Phoenix, Upside Down

“Scarboro exhibits an uncommon ability . . . a story sparely told but rich in feeling.”

The Kirkus Review


Jamie is so angry with her parents for making her move to Arizona that she gives them the silent treatment for the first day of the drive.  And when she arrives, her pet rat dies from the heat, convincing her that her new home is going to be even worse than she’s expected.  And at first she’s right – recess is miserable and her grades flounder, while her younger sister Rachel is skating easily through the move.  But soon Rachel admits her own problems, and they figure out how to face their new city together, venturing out to find friendship where they’d least expected it.


Feeling displaced after her family's move to Arizona, a fourth grader finds the friends she needs to get her past the rough spots, in this graceful story from the author of The Secret Language of the SB (1990).

It's blisteringly hot, her pet rat Spotsey dies as a result of the trip, and Jamie has to start her new school before she can even bring herself to unpack. Although one classmate, Elise, is willing to sit with her at recess, and she forms a surprising friendship with Celia, an elderly neighbor, Jamie soon becomes withdrawn and distracted, and the quality of her schoolwork takes a serious slide. She isn't the only one having trouble adjusting: Her younger sister, Rachel, though outwardly serene, starts sleepwalking. Jamie's problems in school come out in a parent- teacher conference, Celia falls ill but gives and receives comfort from her bed, and Jamie and Elise test their friendship with a spat before tensions ease.

. . . Scarboro exhibits an uncommon ability to acquaint readers with these folk, through small incidents or in a few lines of dialogue.

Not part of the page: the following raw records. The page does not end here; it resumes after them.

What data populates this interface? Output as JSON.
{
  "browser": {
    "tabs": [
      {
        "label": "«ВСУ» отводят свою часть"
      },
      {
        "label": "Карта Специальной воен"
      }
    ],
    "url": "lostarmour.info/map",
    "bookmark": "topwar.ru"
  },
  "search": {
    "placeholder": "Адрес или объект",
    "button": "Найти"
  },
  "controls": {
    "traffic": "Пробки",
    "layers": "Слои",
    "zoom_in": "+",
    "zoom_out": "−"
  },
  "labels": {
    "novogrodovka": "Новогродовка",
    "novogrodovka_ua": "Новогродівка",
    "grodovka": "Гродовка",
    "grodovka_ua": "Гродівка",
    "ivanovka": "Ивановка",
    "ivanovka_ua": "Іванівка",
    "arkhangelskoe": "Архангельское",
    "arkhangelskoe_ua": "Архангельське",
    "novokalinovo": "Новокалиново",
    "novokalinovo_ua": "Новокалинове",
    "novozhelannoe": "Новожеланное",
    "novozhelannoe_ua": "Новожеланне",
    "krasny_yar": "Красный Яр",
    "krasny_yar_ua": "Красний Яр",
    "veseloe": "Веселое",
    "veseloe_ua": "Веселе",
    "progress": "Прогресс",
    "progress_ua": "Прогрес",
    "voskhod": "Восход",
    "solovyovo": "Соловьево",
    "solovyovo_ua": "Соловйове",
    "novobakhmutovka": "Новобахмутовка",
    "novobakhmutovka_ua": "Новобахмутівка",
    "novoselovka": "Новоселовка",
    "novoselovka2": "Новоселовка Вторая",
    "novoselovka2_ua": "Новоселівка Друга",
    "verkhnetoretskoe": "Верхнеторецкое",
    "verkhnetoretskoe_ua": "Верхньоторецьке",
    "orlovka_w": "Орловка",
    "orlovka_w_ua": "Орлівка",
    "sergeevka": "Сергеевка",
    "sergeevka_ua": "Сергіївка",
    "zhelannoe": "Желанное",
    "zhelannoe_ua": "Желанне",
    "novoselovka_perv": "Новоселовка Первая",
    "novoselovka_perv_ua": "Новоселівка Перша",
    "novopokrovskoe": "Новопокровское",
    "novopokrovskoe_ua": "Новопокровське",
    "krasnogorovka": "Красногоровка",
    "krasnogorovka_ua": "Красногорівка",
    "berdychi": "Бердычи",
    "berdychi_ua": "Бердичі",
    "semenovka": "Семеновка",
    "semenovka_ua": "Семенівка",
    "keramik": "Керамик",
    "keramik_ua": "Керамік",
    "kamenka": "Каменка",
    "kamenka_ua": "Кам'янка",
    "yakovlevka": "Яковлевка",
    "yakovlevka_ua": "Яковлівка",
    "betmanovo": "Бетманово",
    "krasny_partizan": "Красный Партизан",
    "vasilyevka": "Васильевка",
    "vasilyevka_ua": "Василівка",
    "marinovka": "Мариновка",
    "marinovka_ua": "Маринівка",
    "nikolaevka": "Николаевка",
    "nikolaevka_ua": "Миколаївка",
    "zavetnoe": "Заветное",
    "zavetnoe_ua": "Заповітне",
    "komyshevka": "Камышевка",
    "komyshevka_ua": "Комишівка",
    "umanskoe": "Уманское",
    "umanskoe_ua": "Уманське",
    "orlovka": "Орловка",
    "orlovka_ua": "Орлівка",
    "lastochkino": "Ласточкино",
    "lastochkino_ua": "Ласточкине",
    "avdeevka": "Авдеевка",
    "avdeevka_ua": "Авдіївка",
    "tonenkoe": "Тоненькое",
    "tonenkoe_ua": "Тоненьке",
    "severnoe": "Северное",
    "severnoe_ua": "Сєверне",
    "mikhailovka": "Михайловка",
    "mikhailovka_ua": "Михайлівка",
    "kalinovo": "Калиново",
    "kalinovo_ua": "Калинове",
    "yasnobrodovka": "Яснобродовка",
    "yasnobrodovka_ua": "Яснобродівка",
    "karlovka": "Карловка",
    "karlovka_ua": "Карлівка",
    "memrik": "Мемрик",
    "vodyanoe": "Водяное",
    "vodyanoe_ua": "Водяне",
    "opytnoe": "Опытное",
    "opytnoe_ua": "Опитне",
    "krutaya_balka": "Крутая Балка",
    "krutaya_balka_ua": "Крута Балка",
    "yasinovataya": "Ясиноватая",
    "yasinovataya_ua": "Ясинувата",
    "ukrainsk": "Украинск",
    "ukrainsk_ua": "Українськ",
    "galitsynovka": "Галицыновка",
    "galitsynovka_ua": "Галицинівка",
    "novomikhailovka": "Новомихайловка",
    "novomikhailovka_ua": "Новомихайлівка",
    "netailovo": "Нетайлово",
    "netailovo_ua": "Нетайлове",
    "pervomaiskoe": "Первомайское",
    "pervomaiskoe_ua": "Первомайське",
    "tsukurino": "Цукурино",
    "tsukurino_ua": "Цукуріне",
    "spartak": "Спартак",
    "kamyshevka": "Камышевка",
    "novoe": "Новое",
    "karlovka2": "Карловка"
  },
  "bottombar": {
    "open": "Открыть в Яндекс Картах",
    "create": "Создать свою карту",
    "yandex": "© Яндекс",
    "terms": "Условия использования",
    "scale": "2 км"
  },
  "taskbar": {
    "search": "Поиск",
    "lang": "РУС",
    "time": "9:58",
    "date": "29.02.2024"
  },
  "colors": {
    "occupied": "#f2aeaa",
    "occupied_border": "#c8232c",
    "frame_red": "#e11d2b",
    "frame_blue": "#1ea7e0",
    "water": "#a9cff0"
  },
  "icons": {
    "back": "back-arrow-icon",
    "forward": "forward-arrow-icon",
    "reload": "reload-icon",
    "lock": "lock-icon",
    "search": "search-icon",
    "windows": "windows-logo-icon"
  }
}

The sisters Jamie and Rachel talk freely with one another, and their rare friendship may be the most important one here, in a story that is sparely told but rich in feeling.

 The Kirkus Review